I think the qualities that the books celebrate are those such as kindness, love, courage and courtesy too. And intellectual curiosity. All these good things. And the qualities that the books attack are cold-heartedness, tyranny, close-mindedness, cruelty, the things that we all agree are bad things.
Is there an underlying message for atheism in your book or did you simply want to write a fantasy story, like Tolkien? Kim Mapstead, Friday Harbor, Wash.
Hello, Kim: What I was mainly doing, I hope, was telling a story, but not a story like Tolkien’s. (To be honest I don’t much care for “The Lord of the Rings.”) As for the atheism, it doesn’t matter to me whether people believe in God or not, so I’m not promoting anything of that sort. What I do care about is whether people are cruel or whether they’re kind, whether they act for democracy or for tyranny, whether they believe in open-minded enquiry or in shutting the freedom of thought and expression. Good things have been done in the name of religion, and so have bad things; and both good things and bad things have been done with no religion at all. What I care about is the good, wherever it comes from.

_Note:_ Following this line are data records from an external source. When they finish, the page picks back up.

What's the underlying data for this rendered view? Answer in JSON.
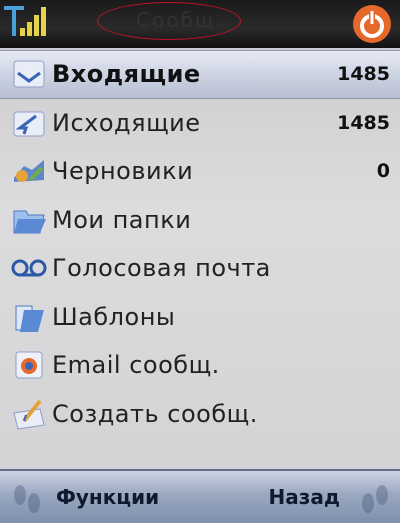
{
  "status_bar": {
    "title": "Сообщ.",
    "signal_icon": "signal-strength-icon",
    "power_icon": "power-icon"
  },
  "menu": {
    "items": [
      {
        "label": "Входящие",
        "count": "1485",
        "icon": "inbox-icon",
        "selected": true
      },
      {
        "label": "Исходящие",
        "count": "1485",
        "icon": "outbox-icon",
        "selected": false
      },
      {
        "label": "Черновики",
        "count": "0",
        "icon": "drafts-icon",
        "selected": false
      },
      {
        "label": "Мои папки",
        "count": "",
        "icon": "folder-icon",
        "selected": false
      },
      {
        "label": "Голосовая почта",
        "count": "",
        "icon": "voicemail-icon",
        "selected": false
      },
      {
        "label": "Шаблоны",
        "count": "",
        "icon": "templates-icon",
        "selected": false
      },
      {
        "label": "Email сообщ.",
        "count": "",
        "icon": "email-icon",
        "selected": false
      },
      {
        "label": "Создать сообщ.",
        "count": "",
        "icon": "compose-icon",
        "selected": false
      }
    ]
  },
  "softkeys": {
    "left_label": "Функции",
    "right_label": "Назад"
  },
  "colors": {
    "accent": "#e6682a",
    "selection": "#c8cfdf",
    "softkey_bar": "#9aa8c0",
    "annotation_oval": "#c3142a"
  }
}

PTC: If I can move from the personal to the communal or societal, would you say that substituting a God-less “Republic of Heaven” for the “Kingdom of Heaven” might be a form of “radical surgery”? Does atheism benefit from the Christian heritage, and how can a society that turns to atheism survive without it? (As you noted, one of the worst regimes we have ever known was Soviet Russia — a system that, while theocratic in form perhaps, was certainly officially atheistic.)
PP: But the problem with Soviet Russia wasn’t the atheism, it was the totalitarianism. The totalitarianism is also the problem with Saudi Arabia, as it was with the Taliban’s Afghanistan, with Calvin’s Geneva, with the Inquisition’s Spain …
Does atheism benefit from the Christian heritage? Of course it can benefit from the best of it. I would hate to live in a world where all the Christian art, philosophy, literature, music, and architecture, not to mention the best of the ethical teaching, had been obliterated and forgotten. My own background, as I’ve said many times, is Christian to the core. Christianity has made me what I am, for better or worse. I just don’t believe in God.